## MATERIAL PROVIDED

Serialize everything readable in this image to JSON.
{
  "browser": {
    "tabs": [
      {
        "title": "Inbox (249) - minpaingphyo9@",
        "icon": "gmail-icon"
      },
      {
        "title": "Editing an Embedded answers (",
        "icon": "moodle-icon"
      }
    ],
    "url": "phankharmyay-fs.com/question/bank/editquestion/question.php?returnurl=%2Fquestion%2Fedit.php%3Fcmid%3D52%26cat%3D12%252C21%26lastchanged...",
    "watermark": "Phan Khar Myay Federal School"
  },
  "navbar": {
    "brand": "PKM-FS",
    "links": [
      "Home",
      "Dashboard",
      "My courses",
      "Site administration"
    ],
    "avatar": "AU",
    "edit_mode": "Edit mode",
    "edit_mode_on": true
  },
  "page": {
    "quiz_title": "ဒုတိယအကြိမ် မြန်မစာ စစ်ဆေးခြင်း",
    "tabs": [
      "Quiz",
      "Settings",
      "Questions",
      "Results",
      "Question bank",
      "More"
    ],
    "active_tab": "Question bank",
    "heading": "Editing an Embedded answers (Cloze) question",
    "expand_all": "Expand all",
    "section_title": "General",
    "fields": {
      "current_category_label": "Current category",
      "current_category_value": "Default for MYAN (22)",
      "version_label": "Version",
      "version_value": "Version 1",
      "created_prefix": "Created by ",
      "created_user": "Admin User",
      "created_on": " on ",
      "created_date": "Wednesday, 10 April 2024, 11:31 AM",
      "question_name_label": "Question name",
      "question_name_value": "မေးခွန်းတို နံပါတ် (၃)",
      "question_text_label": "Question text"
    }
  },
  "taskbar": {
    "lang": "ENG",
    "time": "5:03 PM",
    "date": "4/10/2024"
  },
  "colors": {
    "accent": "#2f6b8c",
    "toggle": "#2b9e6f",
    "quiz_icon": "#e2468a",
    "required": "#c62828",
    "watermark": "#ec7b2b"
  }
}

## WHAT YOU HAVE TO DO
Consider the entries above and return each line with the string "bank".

## EXPECTED OUTPUT
    "url": "phankharmyay-fs.com/question/bank/editquestion/question.php?returnurl=%2Fquestion%2Fedit.php%3Fcmid%3D52%26cat%3D12%252C21%26lastchanged...",
      "Question bank",
    "active_tab": "Question bank",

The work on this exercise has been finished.